Task brief:
What you return must match the records exactly, line for line.

Provided data:
====
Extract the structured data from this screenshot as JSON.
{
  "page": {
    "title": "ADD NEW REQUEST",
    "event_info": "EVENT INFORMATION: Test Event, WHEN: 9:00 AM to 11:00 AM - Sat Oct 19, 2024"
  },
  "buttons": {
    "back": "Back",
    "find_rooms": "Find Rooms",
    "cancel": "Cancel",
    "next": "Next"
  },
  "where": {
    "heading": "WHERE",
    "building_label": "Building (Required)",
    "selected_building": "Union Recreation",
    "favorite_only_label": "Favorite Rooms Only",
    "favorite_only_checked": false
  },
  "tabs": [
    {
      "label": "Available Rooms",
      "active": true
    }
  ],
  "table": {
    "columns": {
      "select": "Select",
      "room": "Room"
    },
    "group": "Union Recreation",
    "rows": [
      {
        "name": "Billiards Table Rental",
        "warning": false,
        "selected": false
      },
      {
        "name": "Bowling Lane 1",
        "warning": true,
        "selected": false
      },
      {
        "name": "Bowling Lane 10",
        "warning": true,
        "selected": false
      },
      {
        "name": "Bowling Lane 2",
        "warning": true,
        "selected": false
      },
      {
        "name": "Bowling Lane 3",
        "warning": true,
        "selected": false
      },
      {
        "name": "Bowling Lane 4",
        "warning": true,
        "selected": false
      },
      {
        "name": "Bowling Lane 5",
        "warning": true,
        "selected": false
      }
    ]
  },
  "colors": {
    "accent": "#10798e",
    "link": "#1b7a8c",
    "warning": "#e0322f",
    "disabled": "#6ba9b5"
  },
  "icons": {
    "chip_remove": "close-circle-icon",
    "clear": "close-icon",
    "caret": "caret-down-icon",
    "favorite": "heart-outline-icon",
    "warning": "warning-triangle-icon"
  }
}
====
Exercise result:
Extract the structured data from this screenshot as JSON.
{
  "page": {
    "title": "ADD NEW REQUEST",
    "event_info": "EVENT INFORMATION: Test Event, WHEN: 9:00 AM to 11:00 AM - Sat Oct 19, 2024"
  },
  "buttons": {
    "back": "Back",
    "find_rooms": "Find Rooms",
    "cancel": "Cancel",
    "next": "Next"
  },
  "where": {
    "heading": "WHERE",
    "building_label": "Building (Required)",
    "selected_building": "Union Recreation",
    "favorite_only_label": "Favorite Rooms Only",
    "favorite_only_checked": false
  },
  "tabs": [
    {
      "label": "Available Rooms",
      "active": true
    }
  ],
  "table": {
    "columns": {
      "select": "Select",
      "room": "Room"
    },
    "group": "Union Recreation",
    "rows": [
      {
        "name": "Billiards Table Rental",
        "warning": false,
        "selected": false
      },
      {
        "name": "Bowling Lane 1",
        "warning": true,
        "selected": false
      },
      {
        "name": "Bowling Lane 10",
        "warning": true,
        "selected": false
      },
      {
        "name": "Bowling Lane 2",
        "warning": true,
        "selected": false
      },
      {
        "name": "Bowling Lane 3",
        "warning": true,
        "selected": false
      },
      {
        "name": "Bowling Lane 4",
        "warning": true,
        "selected": false
      },
      {
        "name": "Bowling Lane 5",
        "warning": true,
        "selected": false
      }
    ]
  },
  "colors": {
    "accent": "#10798e",
    "link": "#1b7a8c",
    "warning": "#e0322f",
    "disabled": "#6ba9b5"
  },
  "icons": {
    "chip_remove": "close-circle-icon",
    "clear": "close-icon",
    "caret": "caret-down-icon",
    "favorite": "heart-outline-icon",
    "warning": "warning-triangle-icon"
  }
}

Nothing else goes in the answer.